• **What needs to be done**: Please report how many lines in the following material hold the string "folder", giving only the number.
[[ Available data, beginning ]]
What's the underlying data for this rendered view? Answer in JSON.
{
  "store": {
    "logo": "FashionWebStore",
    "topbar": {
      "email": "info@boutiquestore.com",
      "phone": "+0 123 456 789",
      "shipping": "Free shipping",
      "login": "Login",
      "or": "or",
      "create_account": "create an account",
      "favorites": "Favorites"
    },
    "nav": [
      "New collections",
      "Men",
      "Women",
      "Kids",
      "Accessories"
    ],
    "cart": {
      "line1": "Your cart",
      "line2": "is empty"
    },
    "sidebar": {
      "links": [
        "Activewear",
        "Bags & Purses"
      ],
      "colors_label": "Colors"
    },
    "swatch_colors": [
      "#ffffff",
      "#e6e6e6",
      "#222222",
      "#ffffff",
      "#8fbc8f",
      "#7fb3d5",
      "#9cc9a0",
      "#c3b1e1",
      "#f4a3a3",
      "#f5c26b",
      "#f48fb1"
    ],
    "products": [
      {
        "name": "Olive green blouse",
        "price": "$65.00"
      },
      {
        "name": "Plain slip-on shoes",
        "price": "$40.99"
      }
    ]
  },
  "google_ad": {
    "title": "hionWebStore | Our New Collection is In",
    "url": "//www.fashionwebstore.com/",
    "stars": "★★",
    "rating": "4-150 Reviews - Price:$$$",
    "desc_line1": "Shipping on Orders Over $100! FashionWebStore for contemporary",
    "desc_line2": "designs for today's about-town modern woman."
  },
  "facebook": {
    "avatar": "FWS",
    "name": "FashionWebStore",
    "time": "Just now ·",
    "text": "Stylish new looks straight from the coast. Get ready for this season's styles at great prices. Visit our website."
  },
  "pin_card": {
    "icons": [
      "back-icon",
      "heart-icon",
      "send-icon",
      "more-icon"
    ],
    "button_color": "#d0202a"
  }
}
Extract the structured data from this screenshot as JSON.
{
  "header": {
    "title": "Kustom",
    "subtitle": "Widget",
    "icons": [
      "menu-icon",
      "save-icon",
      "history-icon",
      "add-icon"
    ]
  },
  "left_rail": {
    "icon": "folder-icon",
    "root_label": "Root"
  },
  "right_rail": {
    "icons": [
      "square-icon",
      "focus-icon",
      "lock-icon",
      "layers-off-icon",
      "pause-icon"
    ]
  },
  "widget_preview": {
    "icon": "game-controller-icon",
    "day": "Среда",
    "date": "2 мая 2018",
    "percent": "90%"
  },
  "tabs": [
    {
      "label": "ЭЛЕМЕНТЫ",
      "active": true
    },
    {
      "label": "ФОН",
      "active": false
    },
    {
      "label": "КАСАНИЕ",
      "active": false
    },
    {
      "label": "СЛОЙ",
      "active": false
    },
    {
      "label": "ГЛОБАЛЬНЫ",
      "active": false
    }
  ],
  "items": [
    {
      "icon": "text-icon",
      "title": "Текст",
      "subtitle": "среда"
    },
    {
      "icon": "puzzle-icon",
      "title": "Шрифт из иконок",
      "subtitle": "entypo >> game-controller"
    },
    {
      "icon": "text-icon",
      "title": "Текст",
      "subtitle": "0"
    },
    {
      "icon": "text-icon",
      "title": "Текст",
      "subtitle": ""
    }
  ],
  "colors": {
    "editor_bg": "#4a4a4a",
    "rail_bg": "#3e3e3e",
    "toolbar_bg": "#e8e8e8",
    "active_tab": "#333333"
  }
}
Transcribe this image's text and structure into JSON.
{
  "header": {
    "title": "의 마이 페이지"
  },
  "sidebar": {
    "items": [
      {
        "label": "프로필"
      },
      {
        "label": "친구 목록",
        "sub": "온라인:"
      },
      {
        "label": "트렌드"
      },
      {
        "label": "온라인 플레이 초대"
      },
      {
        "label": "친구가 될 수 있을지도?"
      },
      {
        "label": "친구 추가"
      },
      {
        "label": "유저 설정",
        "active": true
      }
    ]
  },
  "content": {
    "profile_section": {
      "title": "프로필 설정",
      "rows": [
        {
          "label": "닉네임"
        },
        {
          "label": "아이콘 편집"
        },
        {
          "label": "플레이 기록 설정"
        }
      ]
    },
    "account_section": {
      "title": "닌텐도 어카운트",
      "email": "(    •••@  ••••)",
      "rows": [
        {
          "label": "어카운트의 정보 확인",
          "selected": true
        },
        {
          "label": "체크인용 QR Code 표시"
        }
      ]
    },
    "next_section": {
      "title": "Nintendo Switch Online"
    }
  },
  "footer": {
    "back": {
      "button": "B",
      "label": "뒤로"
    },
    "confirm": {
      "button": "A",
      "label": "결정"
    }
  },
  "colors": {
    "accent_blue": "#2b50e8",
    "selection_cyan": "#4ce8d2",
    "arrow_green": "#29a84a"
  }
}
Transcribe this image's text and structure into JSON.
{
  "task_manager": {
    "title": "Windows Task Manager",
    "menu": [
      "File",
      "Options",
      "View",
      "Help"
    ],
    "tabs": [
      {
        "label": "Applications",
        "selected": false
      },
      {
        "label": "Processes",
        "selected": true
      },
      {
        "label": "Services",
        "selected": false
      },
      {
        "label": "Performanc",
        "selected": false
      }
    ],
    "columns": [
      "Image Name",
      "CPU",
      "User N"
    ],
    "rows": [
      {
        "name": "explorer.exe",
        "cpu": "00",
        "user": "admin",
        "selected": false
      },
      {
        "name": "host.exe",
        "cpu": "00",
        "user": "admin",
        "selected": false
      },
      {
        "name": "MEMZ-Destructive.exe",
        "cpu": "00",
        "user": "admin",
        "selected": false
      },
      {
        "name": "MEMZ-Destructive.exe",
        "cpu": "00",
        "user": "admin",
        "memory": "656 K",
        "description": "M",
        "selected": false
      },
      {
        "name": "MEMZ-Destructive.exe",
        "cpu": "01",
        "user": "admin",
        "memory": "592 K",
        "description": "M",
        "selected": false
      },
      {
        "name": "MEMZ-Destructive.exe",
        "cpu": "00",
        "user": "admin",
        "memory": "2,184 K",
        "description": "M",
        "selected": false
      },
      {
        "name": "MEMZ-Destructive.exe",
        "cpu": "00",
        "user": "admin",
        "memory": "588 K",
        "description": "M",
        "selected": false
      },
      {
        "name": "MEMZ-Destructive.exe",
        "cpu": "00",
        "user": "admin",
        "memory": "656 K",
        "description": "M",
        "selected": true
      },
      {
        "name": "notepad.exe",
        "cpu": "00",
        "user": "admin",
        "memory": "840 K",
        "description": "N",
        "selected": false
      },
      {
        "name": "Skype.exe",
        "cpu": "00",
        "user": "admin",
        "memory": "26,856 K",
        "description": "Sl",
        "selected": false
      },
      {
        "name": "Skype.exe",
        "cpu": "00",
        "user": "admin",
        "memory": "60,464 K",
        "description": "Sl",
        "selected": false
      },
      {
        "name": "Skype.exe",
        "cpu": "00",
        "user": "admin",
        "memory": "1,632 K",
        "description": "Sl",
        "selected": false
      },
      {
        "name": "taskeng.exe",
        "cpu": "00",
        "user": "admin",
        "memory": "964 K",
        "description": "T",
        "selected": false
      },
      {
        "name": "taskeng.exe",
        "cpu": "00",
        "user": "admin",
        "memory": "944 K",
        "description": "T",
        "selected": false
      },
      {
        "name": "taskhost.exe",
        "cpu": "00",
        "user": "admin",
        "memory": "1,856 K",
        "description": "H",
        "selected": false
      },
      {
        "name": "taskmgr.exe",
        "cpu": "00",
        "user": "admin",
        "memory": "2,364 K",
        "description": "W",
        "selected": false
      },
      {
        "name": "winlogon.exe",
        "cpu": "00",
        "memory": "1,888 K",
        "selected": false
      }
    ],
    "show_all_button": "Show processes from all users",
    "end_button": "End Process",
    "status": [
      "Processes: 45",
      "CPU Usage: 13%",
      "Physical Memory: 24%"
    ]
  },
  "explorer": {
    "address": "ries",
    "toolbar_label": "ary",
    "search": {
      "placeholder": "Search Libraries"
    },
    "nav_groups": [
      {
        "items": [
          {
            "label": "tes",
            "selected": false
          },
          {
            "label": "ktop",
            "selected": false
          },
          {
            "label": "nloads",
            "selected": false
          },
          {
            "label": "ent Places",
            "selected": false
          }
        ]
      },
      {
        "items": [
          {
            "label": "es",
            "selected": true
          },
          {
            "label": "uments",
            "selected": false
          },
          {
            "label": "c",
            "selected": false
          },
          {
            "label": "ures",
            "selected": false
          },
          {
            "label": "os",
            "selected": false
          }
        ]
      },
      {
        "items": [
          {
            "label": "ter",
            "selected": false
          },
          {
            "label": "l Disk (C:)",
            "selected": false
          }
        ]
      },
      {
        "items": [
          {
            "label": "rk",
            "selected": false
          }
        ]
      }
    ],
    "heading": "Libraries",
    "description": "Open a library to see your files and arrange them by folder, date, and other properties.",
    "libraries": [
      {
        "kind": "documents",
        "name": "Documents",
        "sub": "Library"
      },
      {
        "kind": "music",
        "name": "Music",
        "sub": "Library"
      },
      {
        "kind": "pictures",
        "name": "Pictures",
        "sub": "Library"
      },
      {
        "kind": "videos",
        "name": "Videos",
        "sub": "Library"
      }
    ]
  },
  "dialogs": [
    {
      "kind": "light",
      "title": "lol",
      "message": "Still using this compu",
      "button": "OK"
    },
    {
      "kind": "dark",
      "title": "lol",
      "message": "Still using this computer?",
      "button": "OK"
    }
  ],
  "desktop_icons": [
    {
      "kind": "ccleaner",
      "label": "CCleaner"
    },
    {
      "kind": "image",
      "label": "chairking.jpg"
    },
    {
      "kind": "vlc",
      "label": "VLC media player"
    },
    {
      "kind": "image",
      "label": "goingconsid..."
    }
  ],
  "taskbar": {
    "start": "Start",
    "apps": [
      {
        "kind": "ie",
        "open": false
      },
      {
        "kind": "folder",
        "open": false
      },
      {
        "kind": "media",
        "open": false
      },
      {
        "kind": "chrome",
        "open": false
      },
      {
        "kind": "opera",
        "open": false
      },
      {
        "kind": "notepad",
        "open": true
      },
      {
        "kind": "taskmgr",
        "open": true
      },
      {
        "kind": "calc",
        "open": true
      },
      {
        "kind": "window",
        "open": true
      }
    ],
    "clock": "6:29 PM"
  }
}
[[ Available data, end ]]
• **Solution for this problem**: 3